→ **REQUIRED ACTION**: Wherever a line of the records contains "arrow", copy that line.

[Start of section]

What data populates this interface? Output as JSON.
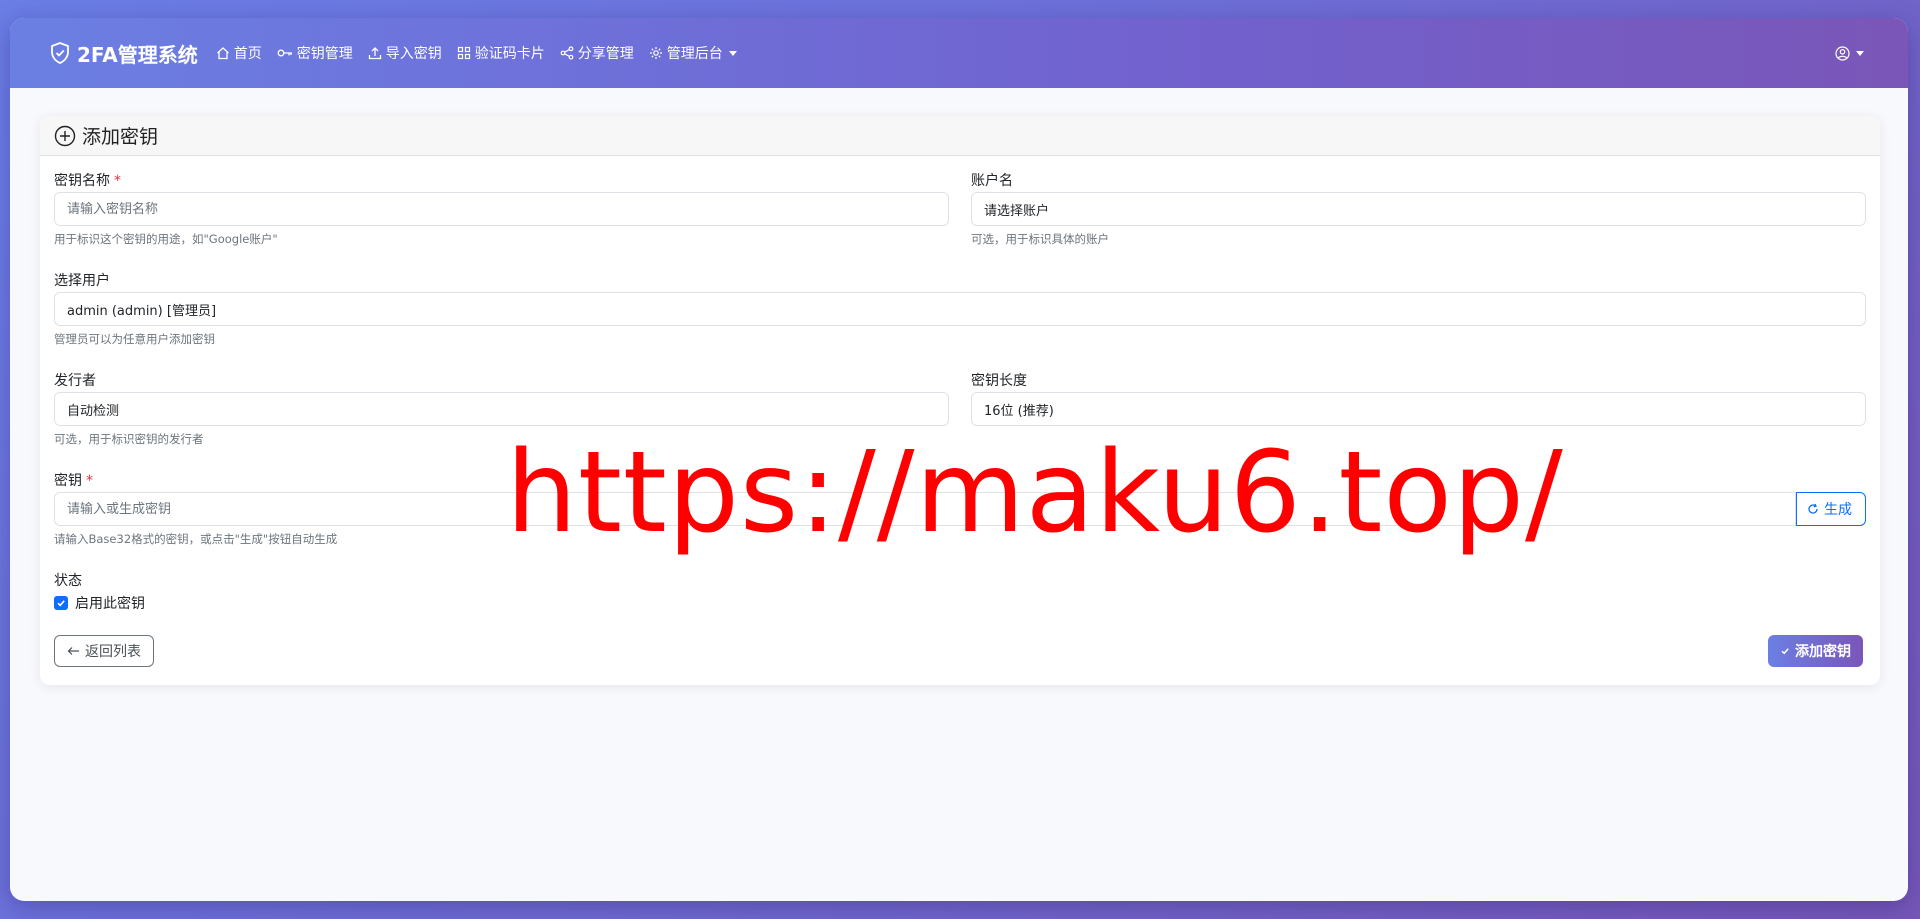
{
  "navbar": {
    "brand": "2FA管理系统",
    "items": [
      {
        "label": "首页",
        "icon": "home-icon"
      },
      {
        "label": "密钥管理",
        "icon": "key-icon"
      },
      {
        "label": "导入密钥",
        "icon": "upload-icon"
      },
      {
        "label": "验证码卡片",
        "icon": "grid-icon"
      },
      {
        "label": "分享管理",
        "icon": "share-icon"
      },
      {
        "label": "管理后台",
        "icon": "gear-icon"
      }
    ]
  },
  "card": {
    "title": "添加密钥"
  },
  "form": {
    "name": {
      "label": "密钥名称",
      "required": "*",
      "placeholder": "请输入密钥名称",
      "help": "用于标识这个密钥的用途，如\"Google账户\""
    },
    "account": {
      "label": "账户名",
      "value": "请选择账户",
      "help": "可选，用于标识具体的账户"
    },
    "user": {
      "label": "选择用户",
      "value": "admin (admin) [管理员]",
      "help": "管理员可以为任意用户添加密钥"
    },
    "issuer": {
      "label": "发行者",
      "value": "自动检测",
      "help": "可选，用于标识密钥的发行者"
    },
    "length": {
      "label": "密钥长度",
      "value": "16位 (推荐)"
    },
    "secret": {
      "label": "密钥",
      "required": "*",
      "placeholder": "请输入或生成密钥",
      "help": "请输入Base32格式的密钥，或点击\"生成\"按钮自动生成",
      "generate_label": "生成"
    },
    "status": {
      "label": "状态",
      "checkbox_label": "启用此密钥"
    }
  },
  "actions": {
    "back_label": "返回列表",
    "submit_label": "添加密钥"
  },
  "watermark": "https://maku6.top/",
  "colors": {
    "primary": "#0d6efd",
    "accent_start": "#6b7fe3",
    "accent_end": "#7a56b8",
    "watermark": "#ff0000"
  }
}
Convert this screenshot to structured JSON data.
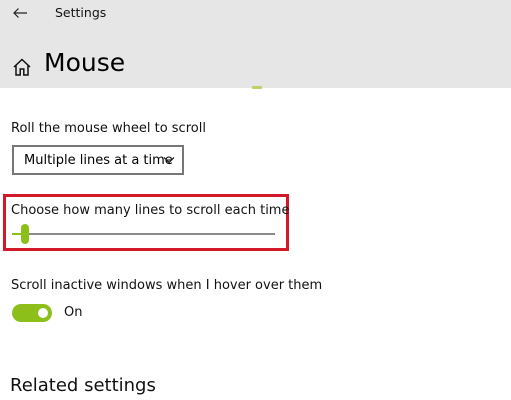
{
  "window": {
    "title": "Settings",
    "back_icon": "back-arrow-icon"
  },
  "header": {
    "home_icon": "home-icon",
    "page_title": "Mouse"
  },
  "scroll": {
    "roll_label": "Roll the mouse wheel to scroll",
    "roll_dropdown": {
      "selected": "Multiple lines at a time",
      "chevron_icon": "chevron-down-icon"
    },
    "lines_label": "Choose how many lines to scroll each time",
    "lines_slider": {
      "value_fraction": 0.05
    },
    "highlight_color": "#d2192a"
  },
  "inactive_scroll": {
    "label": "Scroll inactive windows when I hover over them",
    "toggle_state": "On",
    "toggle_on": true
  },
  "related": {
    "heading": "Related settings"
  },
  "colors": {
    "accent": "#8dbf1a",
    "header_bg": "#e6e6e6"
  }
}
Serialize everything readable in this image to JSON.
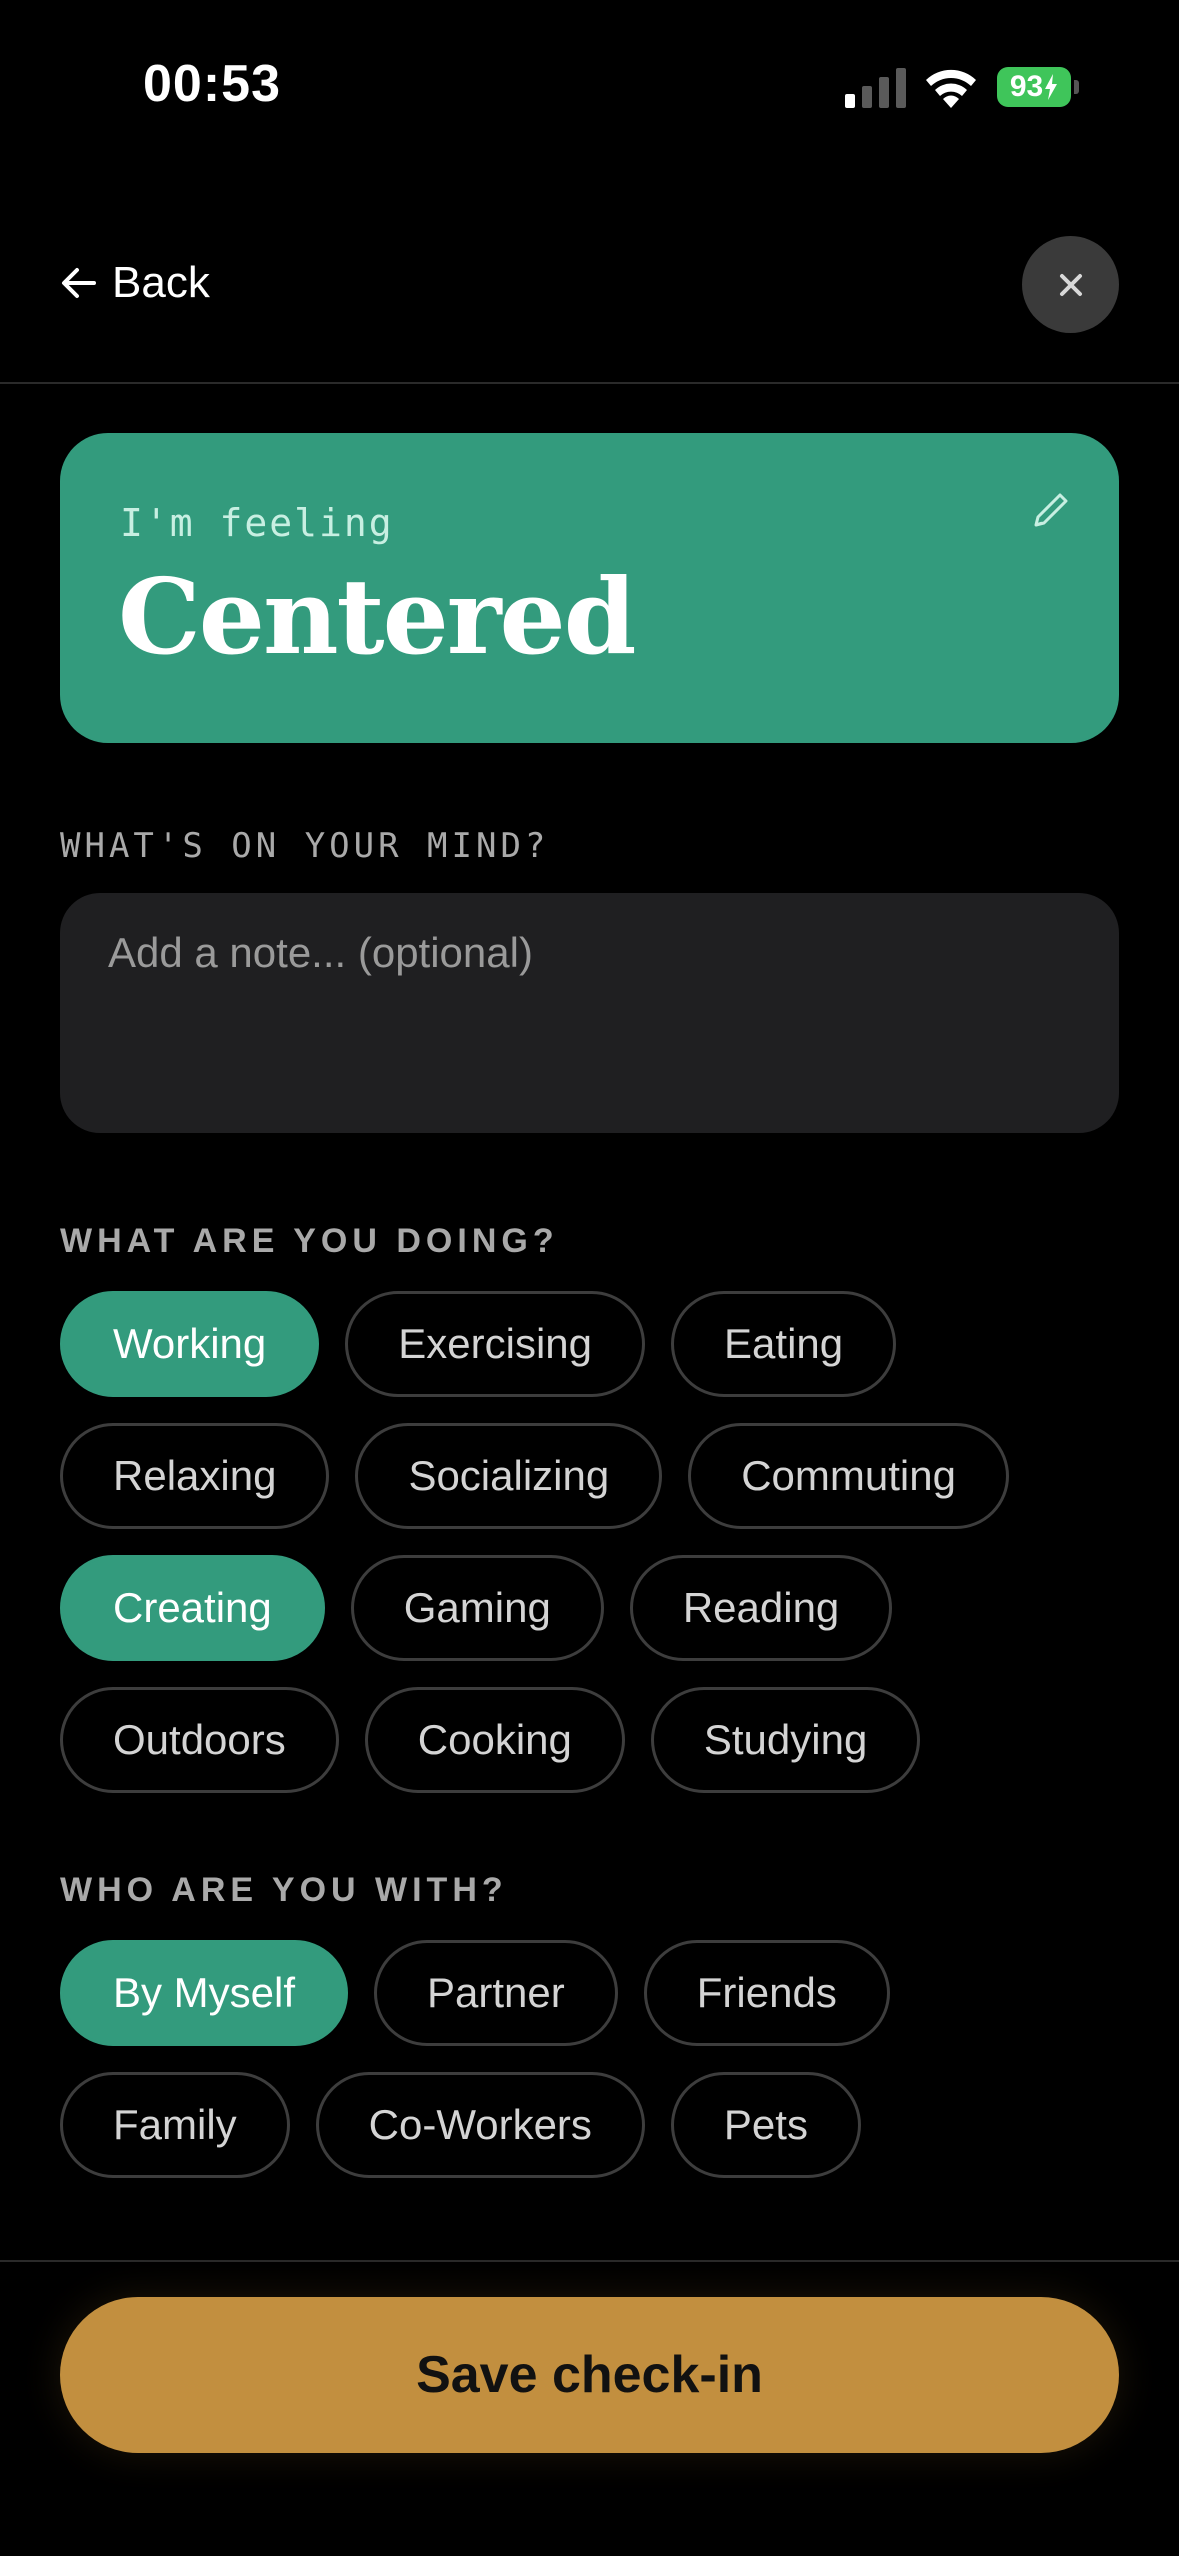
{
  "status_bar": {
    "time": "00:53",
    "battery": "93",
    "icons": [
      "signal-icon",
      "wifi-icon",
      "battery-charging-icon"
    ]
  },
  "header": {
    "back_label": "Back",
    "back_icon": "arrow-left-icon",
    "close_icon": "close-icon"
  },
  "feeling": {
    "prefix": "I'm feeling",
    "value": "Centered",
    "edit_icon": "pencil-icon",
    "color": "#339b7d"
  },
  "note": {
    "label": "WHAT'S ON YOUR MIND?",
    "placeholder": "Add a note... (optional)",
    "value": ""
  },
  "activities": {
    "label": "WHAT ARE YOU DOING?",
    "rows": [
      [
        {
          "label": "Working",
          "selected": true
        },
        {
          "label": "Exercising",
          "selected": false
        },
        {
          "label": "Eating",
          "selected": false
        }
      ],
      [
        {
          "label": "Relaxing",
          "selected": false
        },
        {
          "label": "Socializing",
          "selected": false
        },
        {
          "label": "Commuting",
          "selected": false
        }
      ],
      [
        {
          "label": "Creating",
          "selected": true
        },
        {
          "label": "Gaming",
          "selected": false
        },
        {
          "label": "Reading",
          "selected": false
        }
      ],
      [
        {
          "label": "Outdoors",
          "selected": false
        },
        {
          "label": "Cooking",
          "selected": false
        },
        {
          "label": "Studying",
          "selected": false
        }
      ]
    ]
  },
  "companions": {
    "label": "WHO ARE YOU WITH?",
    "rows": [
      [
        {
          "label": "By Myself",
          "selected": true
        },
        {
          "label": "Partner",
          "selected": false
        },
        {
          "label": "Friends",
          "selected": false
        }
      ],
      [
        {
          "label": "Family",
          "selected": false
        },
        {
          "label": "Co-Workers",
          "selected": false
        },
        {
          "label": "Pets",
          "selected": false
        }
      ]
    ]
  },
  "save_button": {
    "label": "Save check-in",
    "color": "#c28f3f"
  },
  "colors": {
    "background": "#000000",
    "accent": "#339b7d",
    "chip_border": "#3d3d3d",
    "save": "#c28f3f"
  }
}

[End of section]

→ **OUTPUT FOR THIS EXERCISE**:
    "back_icon": "back-arrow-icon"
    "back_icon": "arrow-left-icon",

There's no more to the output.